SouthEast Asian DEvelopment in the Long Term
Data for research
The SeaDelt website makes historical statistical data and other resources available for the countries of Southeast Asia. It encourages further research in development studies and economic history related to the region.
Data for a region pursuing shared interests
Southeast Asia is a region of the world with over 600 million people and 10 countries. They are working to achieve integration in the context of the ASEAN Economic Community that came into force in 2015.
Data for a long-term perspective on development
Economic and social development in ASEAN today is the outcome of a long process that was different from other regions of Asia, particularly South Asia and East Asia.
The World Bank’s 1993 Asian Miracle report suggested that East and Southeast Asian countries followed a similar path of industrialization and development.
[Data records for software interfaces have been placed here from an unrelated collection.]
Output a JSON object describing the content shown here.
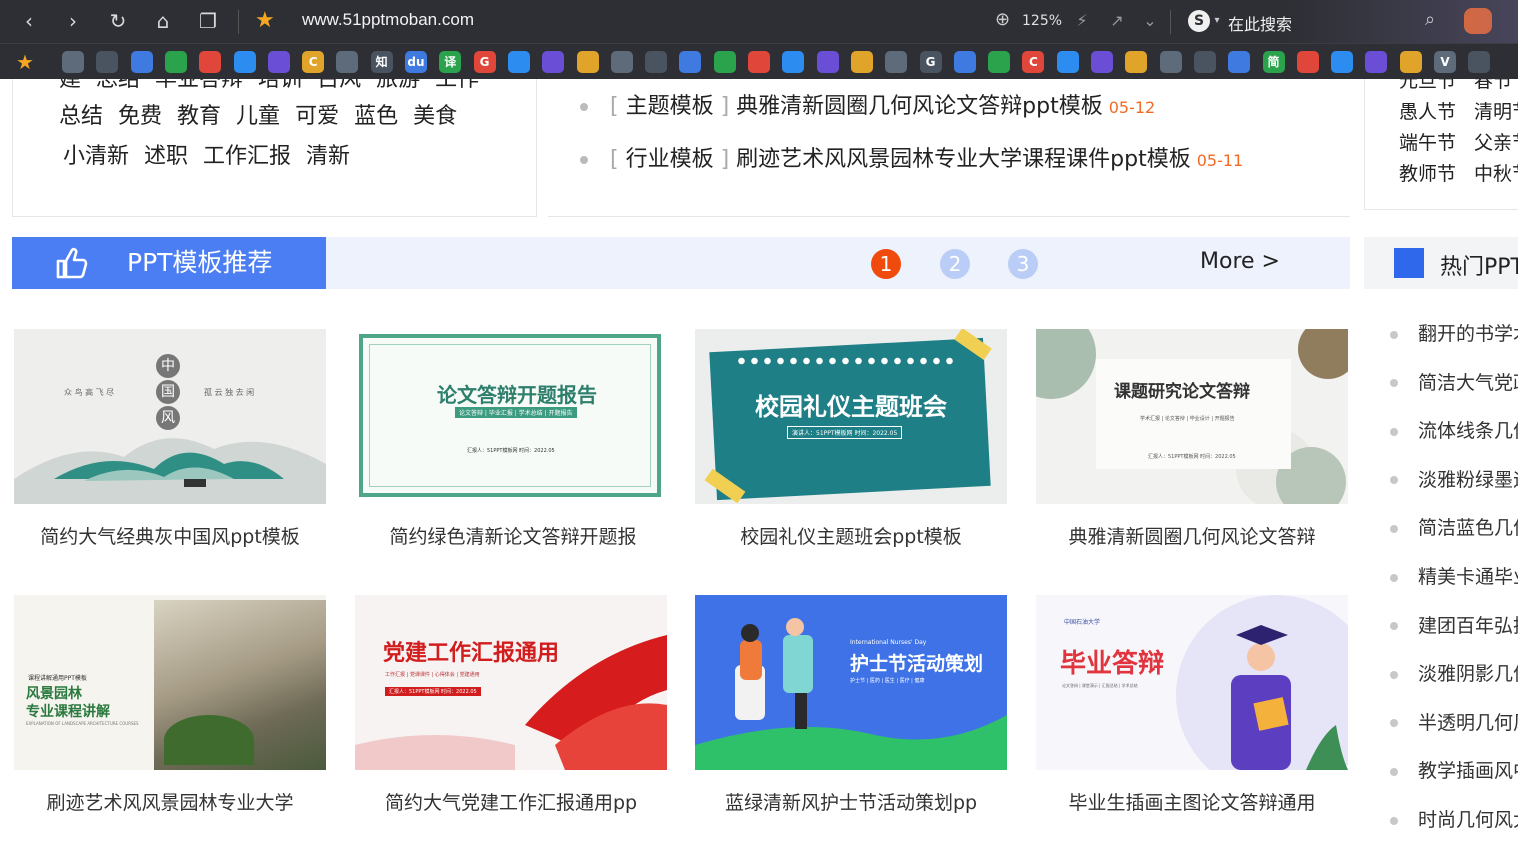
{
  "browser": {
    "url": "www.51pptmoban.com",
    "zoom": "125%",
    "search_placeholder": "在此搜索",
    "search_engine_letter": "S"
  },
  "bookmarks": {
    "letters": [
      "",
      "",
      "",
      "",
      "",
      "",
      "",
      "C",
      "",
      "知",
      "du",
      "译",
      "G",
      "",
      "",
      "",
      "",
      "",
      "",
      "",
      "",
      "",
      "",
      "",
      "",
      "G",
      "",
      "",
      "C",
      "",
      "",
      "",
      "",
      "",
      "",
      "简",
      "",
      "",
      "",
      "",
      "V",
      ""
    ]
  },
  "tags": {
    "row0": [
      "建",
      "总结",
      "毕业答辩",
      "培训",
      "古风",
      "旅游",
      "工作"
    ],
    "row1": [
      "总结",
      "免费",
      "教育",
      "儿童",
      "可爱",
      "蓝色",
      "美食"
    ],
    "row2": [
      "小清新",
      "述职",
      "工作汇报",
      "清新"
    ]
  },
  "news": [
    {
      "category": "主题模板",
      "title": "典雅清新圆圈几何风论文答辩ppt模板",
      "date": "05-12"
    },
    {
      "category": "行业模板",
      "title": "刷迹艺术风风景园林专业大学课程课件ppt模板",
      "date": "05-11"
    }
  ],
  "festivals": {
    "row0": [
      "元旦节",
      "春节"
    ],
    "row1": [
      "愚人节",
      "清明节"
    ],
    "row2": [
      "端午节",
      "父亲节"
    ],
    "row3": [
      "教师节",
      "中秋节"
    ]
  },
  "section": {
    "title": "PPT模板推荐",
    "pages": [
      "1",
      "2",
      "3"
    ],
    "more": "More >"
  },
  "cards": [
    {
      "caption": "简约大气经典灰中国风ppt模板",
      "thumb_lines": [
        "中",
        "国",
        "风"
      ],
      "thumb_sub": "众 鸟 高 飞 尽",
      "thumb_sub2": "孤 云 独 去 闲"
    },
    {
      "caption": "简约绿色清新论文答辩开题报",
      "thumb_lines": [
        "论文答辩开题报告"
      ],
      "thumb_sub": "论文答辩 | 毕业汇报 | 学术总结 | 开题报告",
      "thumb_sub2": "汇报人：51PPT模板网    时间：2022.05"
    },
    {
      "caption": "校园礼仪主题班会ppt模板",
      "thumb_lines": [
        "校园礼仪主题班会"
      ],
      "thumb_sub": "演讲人：51PPT模板网    时间：2022.05",
      "thumb_sub2": ""
    },
    {
      "caption": "典雅清新圆圈几何风论文答辩",
      "thumb_lines": [
        "课题研究论文答辩"
      ],
      "thumb_sub": "学术汇报 | 论文答辩 | 毕业设计 | 开题报告",
      "thumb_sub2": "汇报人：51PPT模板网    时间：2022.05"
    },
    {
      "caption": "刷迹艺术风风景园林专业大学",
      "thumb_lines": [
        "风景园林",
        "专业课程讲解"
      ],
      "thumb_sub": "课程讲解通用PPT模板",
      "thumb_sub2": "EXPLANATION OF LANDSCAPE ARCHITECTURE COURSES"
    },
    {
      "caption": "简约大气党建工作汇报通用pp",
      "thumb_lines": [
        "党建工作汇报通用"
      ],
      "thumb_sub": "工作汇报 | 党课课件 | 心得体会 | 党建通用",
      "thumb_sub2": "汇报人：51PPT模板网    时间：2022.05"
    },
    {
      "caption": "蓝绿清新风护士节活动策划pp",
      "thumb_lines": [
        "护士节活动策划"
      ],
      "thumb_sub": "International Nurses' Day",
      "thumb_sub2": "护士节 | 医药 | 医生 | 医疗 | 健康"
    },
    {
      "caption": "毕业生插画主图论文答辩通用",
      "thumb_lines": [
        "毕业答辩"
      ],
      "thumb_sub": "中国石油大学",
      "thumb_sub2": "论文答辩 | 课堂演示 | 汇报总结 | 学术总结"
    }
  ],
  "hot": {
    "title": "热门PPT",
    "items": [
      "翻开的书学术",
      "简洁大气党政",
      "流体线条几何",
      "淡雅粉绿墨迹",
      "简洁蓝色几何",
      "精美卡通毕业",
      "建团百年弘扬",
      "淡雅阴影几何",
      "半透明几何风",
      "教学插画风中",
      "时尚几何风大"
    ]
  },
  "colors": {
    "accent_blue": "#4c7ef3",
    "page_active": "#f04a0c",
    "date_orange": "#f26a22"
  }
}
Kaname Akamatsu’s 1962 flying geese paradigm is a convenient framework for analyzing the successive waves, starting with the Newly Industrializing Economies (South Korea, Taiwan, Hong Kong, Singapore), then the ASEAN-4 countries (Thailand, Indonesia, Malaysia, The Philippines) and more recently China and Vietnam, followed by Cambodia, Laos and Myanmar.
But was this the case in the long term? Population densities were lower in Southeast Asia than in Japan. Countries had comparative advantages in primary commodity production for export. Rice was relatively abundant and affordable in the region. Ethnic Chinese entrepreneurs played an important role in business development. Underpopulation led to the arrival of millions of labour migrants from China and India in the past. These are some parameters that shaped the institutions and development paths of the economies and societies of Southeast Asia in ways different from South and East Asia.
The past is an important factor that shaped the current state of development in the countries of the region and that influences their future development opportunities.
Data on economic and social development are since the 1990s provided online by key agencies like the Asian Development Bank (ADB) and the Association of Southeast Asian Nations (ASEAN). These data inform our understanding of Southeast Asia today and its development during the last 25 years.
But many opportunities remain for relevant comparative research reaching back well before the 1990s. Institutions that guide today’s development in the countries of Southeast Asia were shaped over centuries. Available resources today are the result of at least 100 years of capital accumulation, and decennia of investment in human capital formation. Patters of demography and urbanisation, inequality and social mobility in Southeast Asia today are the outcomes of developments in the past.
Comparative research depends on the availability of data. Many such data exist, but they are not in the same place and online for all 10 countries in Southeast Asia that are now ASEAN members. The difficulty of finding such data is a major hurdle for further research. SeaDelt aims to overcome that impediment.
Last update on Tuesday 25 September 2018 (19:23) by Pierre van der Eng